Exercise:
Print all the data below exactly, without images.

Data for the task:

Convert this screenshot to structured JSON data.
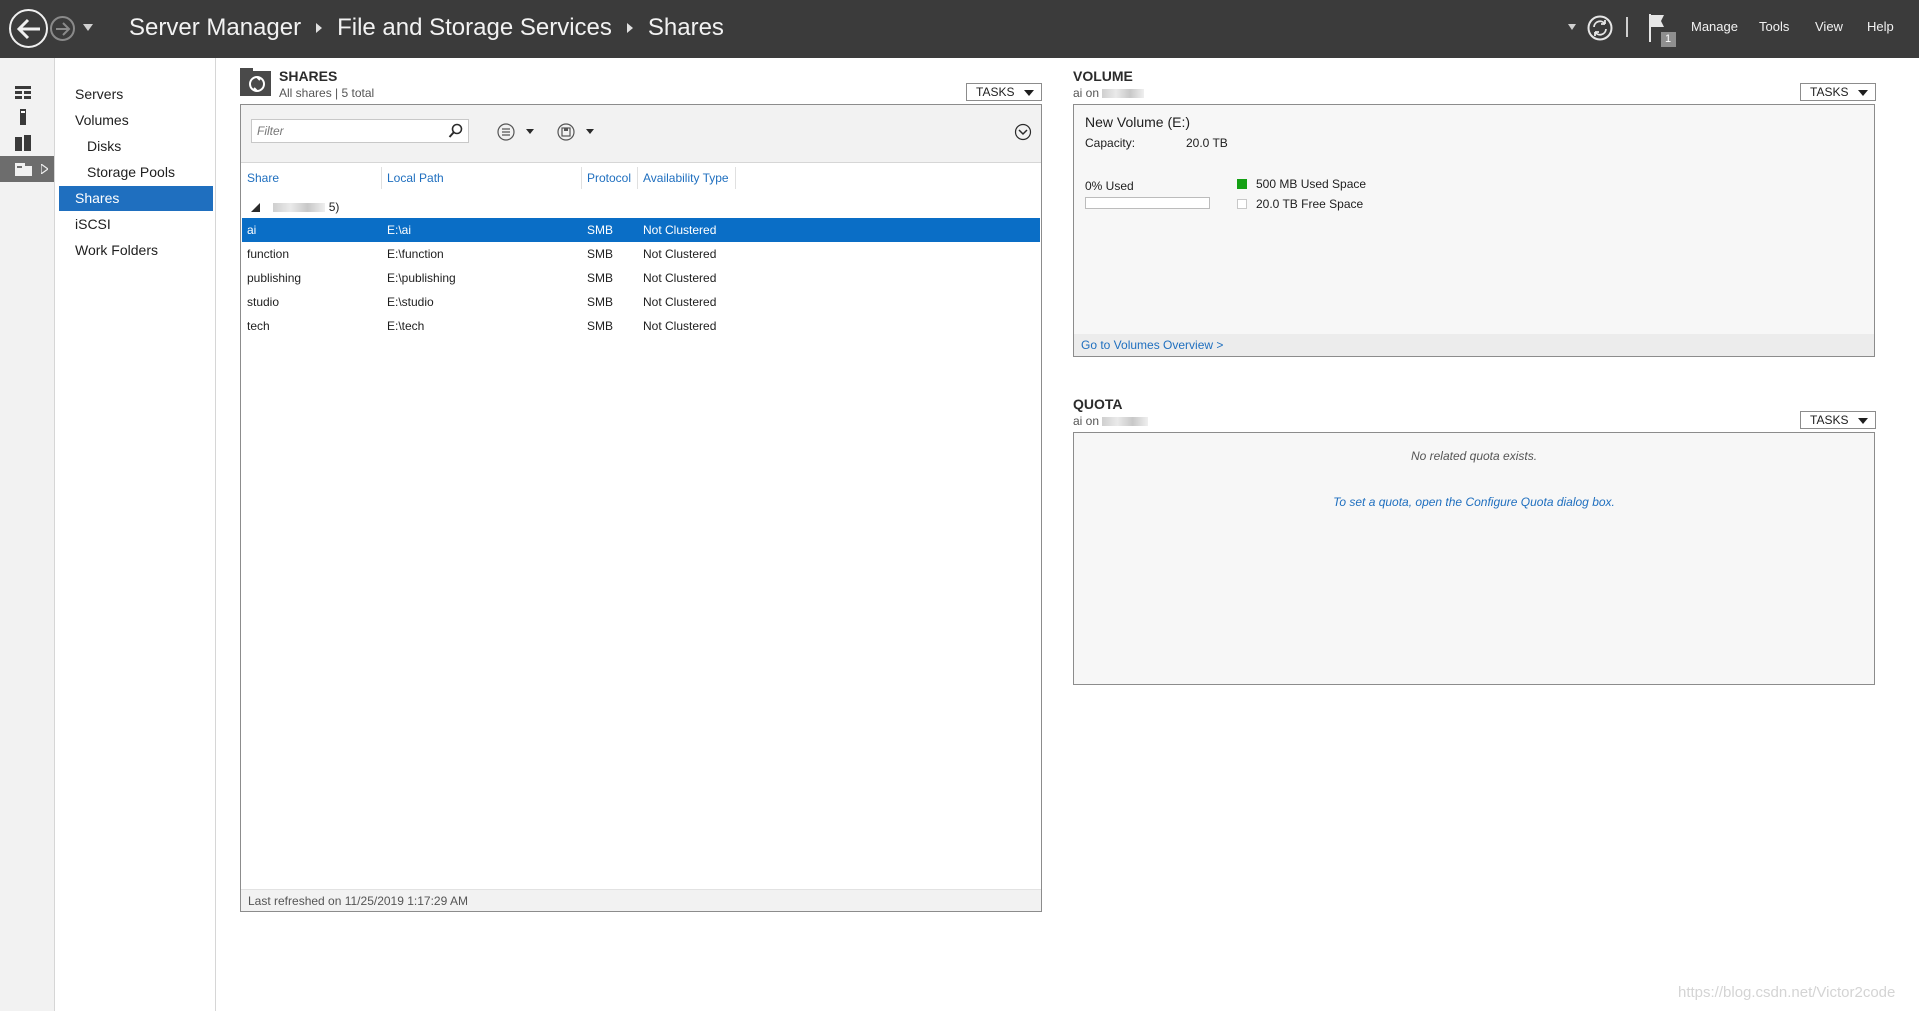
{
  "window": {
    "breadcrumb": [
      "Server Manager",
      "File and Storage Services",
      "Shares"
    ],
    "menu": [
      "Manage",
      "Tools",
      "View",
      "Help"
    ],
    "flag_count": "1"
  },
  "sidebar": {
    "items": [
      {
        "label": "Servers"
      },
      {
        "label": "Volumes"
      },
      {
        "label": "Disks"
      },
      {
        "label": "Storage Pools"
      },
      {
        "label": "Shares",
        "active": true
      },
      {
        "label": "iSCSI"
      },
      {
        "label": "Work Folders"
      }
    ]
  },
  "shares": {
    "title": "SHARES",
    "subtitle": "All shares | 5 total",
    "tasks_label": "TASKS",
    "filter_placeholder": "Filter",
    "columns": [
      "Share",
      "Local Path",
      "Protocol",
      "Availability Type"
    ],
    "group_label_suffix": "5)",
    "rows": [
      {
        "share": "ai",
        "path": "E:\\ai",
        "protocol": "SMB",
        "availability": "Not Clustered",
        "selected": true
      },
      {
        "share": "function",
        "path": "E:\\function",
        "protocol": "SMB",
        "availability": "Not Clustered"
      },
      {
        "share": "publishing",
        "path": "E:\\publishing",
        "protocol": "SMB",
        "availability": "Not Clustered"
      },
      {
        "share": "studio",
        "path": "E:\\studio",
        "protocol": "SMB",
        "availability": "Not Clustered"
      },
      {
        "share": "tech",
        "path": "E:\\tech",
        "protocol": "SMB",
        "availability": "Not Clustered"
      }
    ],
    "status": "Last refreshed on 11/25/2019 1:17:29 AM"
  },
  "volume": {
    "title": "VOLUME",
    "subtitle": "ai on",
    "tasks_label": "TASKS",
    "name": "New Volume (E:)",
    "capacity_label": "Capacity:",
    "capacity_value": "20.0 TB",
    "used_label": "0% Used",
    "used_fraction": 0,
    "legend_used": "500 MB Used Space",
    "legend_free": "20.0 TB Free Space",
    "used_color": "#14a014",
    "link": "Go to Volumes Overview >"
  },
  "quota": {
    "title": "QUOTA",
    "subtitle": "ai on",
    "tasks_label": "TASKS",
    "message": "No related quota exists.",
    "hint": "To set a quota, open the Configure Quota dialog box."
  },
  "colors": {
    "titlebar": "#3b3b3b",
    "accent": "#1f6fbf",
    "selected_row": "#0a6ec6"
  },
  "watermark": "https://blog.csdn.net/Victor2code"
}
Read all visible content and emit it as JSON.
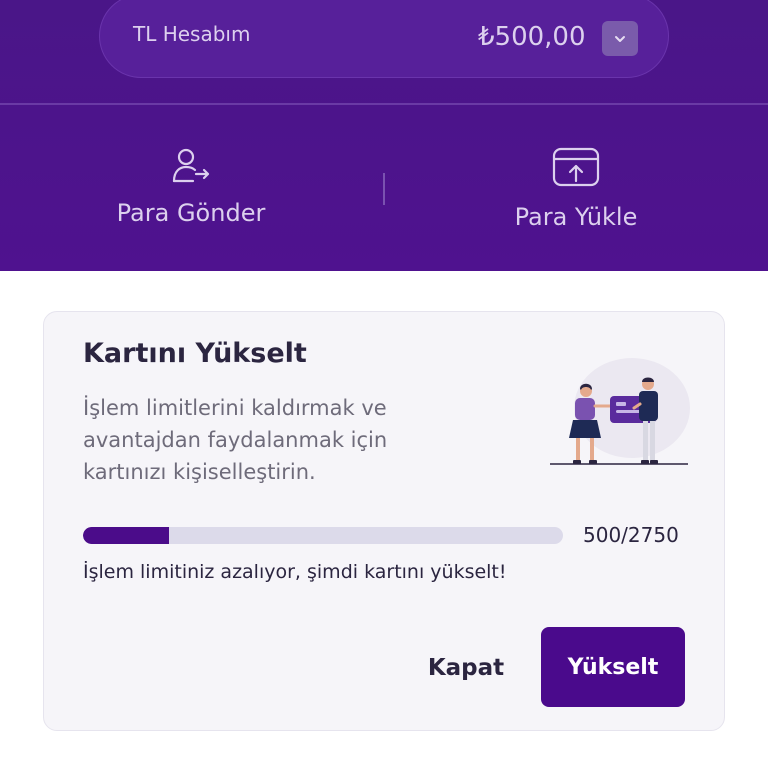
{
  "account": {
    "name": "TL Hesabım",
    "balance": "₺500,00",
    "dropdown_icon": "chevron-down-icon"
  },
  "actions": [
    {
      "label": "Para Gönder",
      "icon": "user-send-icon"
    },
    {
      "label": "Para Yükle",
      "icon": "card-upload-icon"
    }
  ],
  "upgrade_card": {
    "title": "Kartını Yükselt",
    "description": "İşlem limitlerini kaldırmak ve avantajdan faydalanmak için kartınızı kişiselleştirin.",
    "progress": {
      "current": 500,
      "total": 2750,
      "fraction": 0.18,
      "text": "500/2750"
    },
    "warning": "İşlem limitiniz azalıyor, şimdi kartını yükselt!",
    "close_label": "Kapat",
    "upgrade_label": "Yükselt",
    "illustration": "card-exchange-illustration"
  },
  "colors": {
    "header_bg": "#4f128f",
    "primary": "#4a0a8c",
    "progress_track": "#dcdaea",
    "card_bg": "#f6f5f9"
  }
}
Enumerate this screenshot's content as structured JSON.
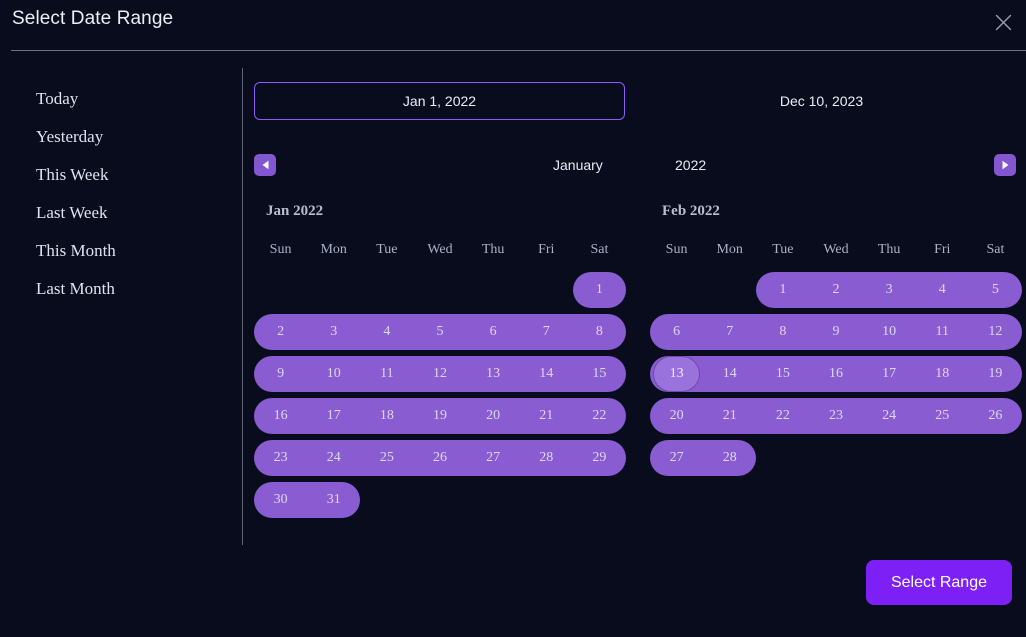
{
  "dialog": {
    "title": "Select Date Range",
    "close_icon": "close-icon"
  },
  "sidebar": {
    "presets": [
      {
        "label": "Today"
      },
      {
        "label": "Yesterday"
      },
      {
        "label": "This Week"
      },
      {
        "label": "Last Week"
      },
      {
        "label": "This Month"
      },
      {
        "label": "Last Month"
      }
    ]
  },
  "range": {
    "start_value": "Jan 1, 2022",
    "end_value": "Dec 10, 2023",
    "start_active": true
  },
  "nav": {
    "prev_icon": "triangle-left-icon",
    "next_icon": "triangle-right-icon",
    "month_value": "January",
    "year_value": "2022"
  },
  "weekdays": [
    "Sun",
    "Mon",
    "Tue",
    "Wed",
    "Thu",
    "Fri",
    "Sat"
  ],
  "months": [
    {
      "label": "Jan 2022",
      "weeks": [
        {
          "cells": [
            "",
            "",
            "",
            "",
            "",
            "",
            "1"
          ],
          "band": {
            "start": 6,
            "end": 6,
            "cap_left": true,
            "cap_right": true
          }
        },
        {
          "cells": [
            "2",
            "3",
            "4",
            "5",
            "6",
            "7",
            "8"
          ],
          "band": {
            "start": 0,
            "end": 6,
            "cap_left": true,
            "cap_right": true
          }
        },
        {
          "cells": [
            "9",
            "10",
            "11",
            "12",
            "13",
            "14",
            "15"
          ],
          "band": {
            "start": 0,
            "end": 6,
            "cap_left": true,
            "cap_right": true
          }
        },
        {
          "cells": [
            "16",
            "17",
            "18",
            "19",
            "20",
            "21",
            "22"
          ],
          "band": {
            "start": 0,
            "end": 6,
            "cap_left": true,
            "cap_right": true
          }
        },
        {
          "cells": [
            "23",
            "24",
            "25",
            "26",
            "27",
            "28",
            "29"
          ],
          "band": {
            "start": 0,
            "end": 6,
            "cap_left": true,
            "cap_right": true
          }
        },
        {
          "cells": [
            "30",
            "31",
            "",
            "",
            "",
            "",
            ""
          ],
          "band": {
            "start": 0,
            "end": 1,
            "cap_left": true,
            "cap_right": true
          }
        }
      ]
    },
    {
      "label": "Feb 2022",
      "weeks": [
        {
          "cells": [
            "",
            "",
            "1",
            "2",
            "3",
            "4",
            "5"
          ],
          "band": {
            "start": 2,
            "end": 6,
            "cap_left": true,
            "cap_right": true
          }
        },
        {
          "cells": [
            "6",
            "7",
            "8",
            "9",
            "10",
            "11",
            "12"
          ],
          "band": {
            "start": 0,
            "end": 6,
            "cap_left": true,
            "cap_right": true
          }
        },
        {
          "cells": [
            "13",
            "14",
            "15",
            "16",
            "17",
            "18",
            "19"
          ],
          "band": {
            "start": 0,
            "end": 6,
            "cap_left": true,
            "cap_right": true
          },
          "hovered": 0
        },
        {
          "cells": [
            "20",
            "21",
            "22",
            "23",
            "24",
            "25",
            "26"
          ],
          "band": {
            "start": 0,
            "end": 6,
            "cap_left": true,
            "cap_right": true
          }
        },
        {
          "cells": [
            "27",
            "28",
            "",
            "",
            "",
            "",
            ""
          ],
          "band": {
            "start": 0,
            "end": 1,
            "cap_left": true,
            "cap_right": true
          }
        }
      ]
    }
  ],
  "footer": {
    "select_range_label": "Select Range"
  },
  "colors": {
    "background": "#080c1c",
    "range_fill": "#8a5cd1",
    "hover_fill": "#9a72dc",
    "accent_border": "#8b5cf6",
    "primary_button": "#7c20f5",
    "nav_button": "#8257cf",
    "divider": "#8e94a8",
    "muted_text": "#aab2c6"
  }
}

Solution for this exercise:
Convert this screenshot to structured JSON data.
{
  "window": {
    "breadcrumb": [
      "Server Manager",
      "File and Storage Services",
      "Shares"
    ],
    "menu": [
      "Manage",
      "Tools",
      "View",
      "Help"
    ],
    "flag_count": "1"
  },
  "sidebar": {
    "items": [
      {
        "label": "Servers"
      },
      {
        "label": "Volumes"
      },
      {
        "label": "Disks"
      },
      {
        "label": "Storage Pools"
      },
      {
        "label": "Shares",
        "active": true
      },
      {
        "label": "iSCSI"
      },
      {
        "label": "Work Folders"
      }
    ]
  },
  "shares": {
    "title": "SHARES",
    "subtitle": "All shares | 5 total",
    "tasks_label": "TASKS",
    "filter_placeholder": "Filter",
    "columns": [
      "Share",
      "Local Path",
      "Protocol",
      "Availability Type"
    ],
    "group_label_suffix": "5)",
    "rows": [
      {
        "share": "ai",
        "path": "E:\\ai",
        "protocol": "SMB",
        "availability": "Not Clustered",
        "selected": true
      },
      {
        "share": "function",
        "path": "E:\\function",
        "protocol": "SMB",
        "availability": "Not Clustered"
      },
      {
        "share": "publishing",
        "path": "E:\\publishing",
        "protocol": "SMB",
        "availability": "Not Clustered"
      },
      {
        "share": "studio",
        "path": "E:\\studio",
        "protocol": "SMB",
        "availability": "Not Clustered"
      },
      {
        "share": "tech",
        "path": "E:\\tech",
        "protocol": "SMB",
        "availability": "Not Clustered"
      }
    ],
    "status": "Last refreshed on 11/25/2019 1:17:29 AM"
  },
  "volume": {
    "title": "VOLUME",
    "subtitle": "ai on",
    "tasks_label": "TASKS",
    "name": "New Volume (E:)",
    "capacity_label": "Capacity:",
    "capacity_value": "20.0 TB",
    "used_label": "0% Used",
    "used_fraction": 0,
    "legend_used": "500 MB Used Space",
    "legend_free": "20.0 TB Free Space",
    "used_color": "#14a014",
    "link": "Go to Volumes Overview >"
  },
  "quota": {
    "title": "QUOTA",
    "subtitle": "ai on",
    "tasks_label": "TASKS",
    "message": "No related quota exists.",
    "hint": "To set a quota, open the Configure Quota dialog box."
  },
  "colors": {
    "titlebar": "#3b3b3b",
    "accent": "#1f6fbf",
    "selected_row": "#0a6ec6"
  },
  "watermark": "https://blog.csdn.net/Victor2code"
}
Read all visible content and emit it as JSON.
{
  "account": {
    "name": "TL Hesabım",
    "balance": "₺500,00",
    "dropdown_icon": "chevron-down-icon"
  },
  "actions": [
    {
      "label": "Para Gönder",
      "icon": "user-send-icon"
    },
    {
      "label": "Para Yükle",
      "icon": "card-upload-icon"
    }
  ],
  "upgrade_card": {
    "title": "Kartını Yükselt",
    "description": "İşlem limitlerini kaldırmak ve avantajdan faydalanmak için kartınızı kişiselleştirin.",
    "progress": {
      "current": 500,
      "total": 2750,
      "fraction": 0.18,
      "text": "500/2750"
    },
    "warning": "İşlem limitiniz azalıyor, şimdi kartını yükselt!",
    "close_label": "Kapat",
    "upgrade_label": "Yükselt",
    "illustration": "card-exchange-illustration"
  },
  "colors": {
    "header_bg": "#4f128f",
    "primary": "#4a0a8c",
    "progress_track": "#dcdaea",
    "card_bg": "#f6f5f9"
  }
}
Enumerate this screenshot's content as structured JSON.
{
  "dialog": {
    "title": "Select Date Range",
    "close_icon": "close-icon"
  },
  "sidebar": {
    "presets": [
      {
        "label": "Today"
      },
      {
        "label": "Yesterday"
      },
      {
        "label": "This Week"
      },
      {
        "label": "Last Week"
      },
      {
        "label": "This Month"
      },
      {
        "label": "Last Month"
      }
    ]
  },
  "range": {
    "start_value": "Jan 1, 2022",
    "end_value": "Dec 10, 2023",
    "start_active": true
  },
  "nav": {
    "prev_icon": "triangle-left-icon",
    "next_icon": "triangle-right-icon",
    "month_value": "January",
    "year_value": "2022"
  },
  "weekdays": [
    "Sun",
    "Mon",
    "Tue",
    "Wed",
    "Thu",
    "Fri",
    "Sat"
  ],
  "months": [
    {
      "label": "Jan 2022",
      "weeks": [
        {
          "cells": [
            "",
            "",
            "",
            "",
            "",
            "",
            "1"
          ],
          "band": {
            "start": 6,
            "end": 6,
            "cap_left": true,
            "cap_right": true
          }
        },
        {
          "cells": [
            "2",
            "3",
            "4",
            "5",
            "6",
            "7",
            "8"
          ],
          "band": {
            "start": 0,
            "end": 6,
            "cap_left": true,
            "cap_right": true
          }
        },
        {
          "cells": [
            "9",
            "10",
            "11",
            "12",
            "13",
            "14",
            "15"
          ],
          "band": {
            "start": 0,
            "end": 6,
            "cap_left": true,
            "cap_right": true
          }
        },
        {
          "cells": [
            "16",
            "17",
            "18",
            "19",
            "20",
            "21",
            "22"
          ],
          "band": {
            "start": 0,
            "end": 6,
            "cap_left": true,
            "cap_right": true
          }
        },
        {
          "cells": [
            "23",
            "24",
            "25",
            "26",
            "27",
            "28",
            "29"
          ],
          "band": {
            "start": 0,
            "end": 6,
            "cap_left": true,
            "cap_right": true
          }
        },
        {
          "cells": [
            "30",
            "31",
            "",
            "",
            "",
            "",
            ""
          ],
          "band": {
            "start": 0,
            "end": 1,
            "cap_left": true,
            "cap_right": true
          }
        }
      ]
    },
    {
      "label": "Feb 2022",
      "weeks": [
        {
          "cells": [
            "",
            "",
            "1",
            "2",
            "3",
            "4",
            "5"
          ],
          "band": {
            "start": 2,
            "end": 6,
            "cap_left": true,
            "cap_right": true
          }
        },
        {
          "cells": [
            "6",
            "7",
            "8",
            "9",
            "10",
            "11",
            "12"
          ],
          "band": {
            "start": 0,
            "end": 6,
            "cap_left": true,
            "cap_right": true
          }
        },
        {
          "cells": [
            "13",
            "14",
            "15",
            "16",
            "17",
            "18",
            "19"
          ],
          "band": {
            "start": 0,
            "end": 6,
            "cap_left": true,
            "cap_right": true
          },
          "hovered": 0
        },
        {
          "cells": [
            "20",
            "21",
            "22",
            "23",
            "24",
            "25",
            "26"
          ],
          "band": {
            "start": 0,
            "end": 6,
            "cap_left": true,
            "cap_right": true
          }
        },
        {
          "cells": [
            "27",
            "28",
            "",
            "",
            "",
            "",
            ""
          ],
          "band": {
            "start": 0,
            "end": 1,
            "cap_left": true,
            "cap_right": true
          }
        }
      ]
    }
  ],
  "footer": {
    "select_range_label": "Select Range"
  },
  "colors": {
    "background": "#080c1c",
    "range_fill": "#8a5cd1",
    "hover_fill": "#9a72dc",
    "accent_border": "#8b5cf6",
    "primary_button": "#7c20f5",
    "nav_button": "#8257cf",
    "divider": "#8e94a8",
    "muted_text": "#aab2c6"
  }
}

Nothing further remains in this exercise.